Hylton was excited when he heard about the Dodge return to NASCAR Winston Cup racing. "When Chrysler goes racing, they go racing," explained Hylton. "They're gonna win some races. To put a team together as quick as Ray Evernham has, and to do it as good as he has already, is outstanding. And he's the kinda guy that ain't gonna quit. Dodge is going to win some races.
"I need to figure out a way so I can get back in a Dodge," he continued. "I had good years with Dodge. I have no regrets at all with Dodge; they were good to me. Like I say, they were just running that first year - one car, one engine. I don't know anybody who has ever done that." Sounds like another record with Dodge.
This week in Dodge history:

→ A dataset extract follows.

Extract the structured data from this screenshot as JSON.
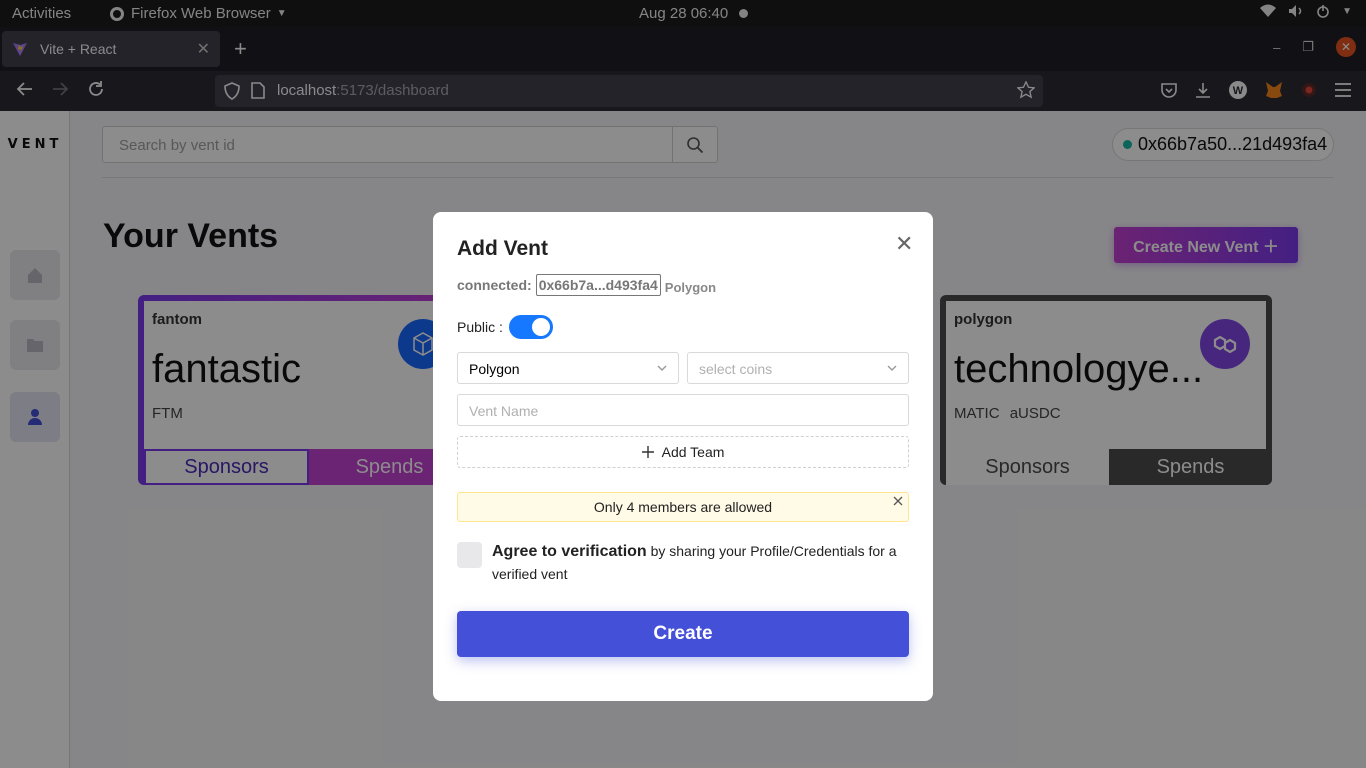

* 7/27/56 - Speedy Thompson and his No. 500 Carl Kiekaefer Dodge notched their seventh win of the season by taking the checkered flag on the half-mile dirt track at Cleveland County Fairgrounds in Shelby, N.C. Buck Baker finished fifth in the No. 500B Carl Kiekaefer Dodge. The race was scheduled for 200 laps but actually ran 201 because the scorers were not sure which lap they were on mid-way through the race. They ran an extra lap just to be sure.
* 7/25/70 - Bobby Isaac and the K&K Insurance Dodge took it easy, stayed out of trouble and won the first Grand National race on the new Fairgrounds Speedway in Nashville, Tenn. Blown tires triggered several crashes on the new half-mile oval. James Hylton lost the points lead when he had one of his rare crashes early in the race. "This is the lousiest track in the country," said Hylton.
* 7/28/74 - Richard Petty battled back from a lap down to win the Dixie 500 at Atlanta International Raceway in Georgia. Petty fell a lap down after his Dodge cut a tire on a restart after 171 laps. He got back in contention on lap 238 after Tony Bettenhausen, Jr. blew an engine. Petty led all but four of the last 89 laps. David Pearson finished second.
* 8/4/74 - NASCAR visited triangular Pocono International Raceway for the first time and 39,000 race fans got to see the season's seventh win by Richard Petty and his No. 43 blue and red STP Dodge. The Purolator 500 was ended eight laps short of its scheduled distance due to rain.
* 8/1/76 - Richard Petty came out on top again at Pocono but this time it was only his second win of the season. David Pearson led the race 14 times for 121 laps and seemed set to win his eighth race of the season when he cut a tire and dropped to fourth. Buddy Baker was second, followed by Bennie Parsons.
Here's another Dodge trivia question: When and where was the last Dodge in a NASCAR Winston Cup Series race before the brand returned at Daytona in 2001? Answer: June 9, 1985 at Pocono Raceway, Long Pond, Pa.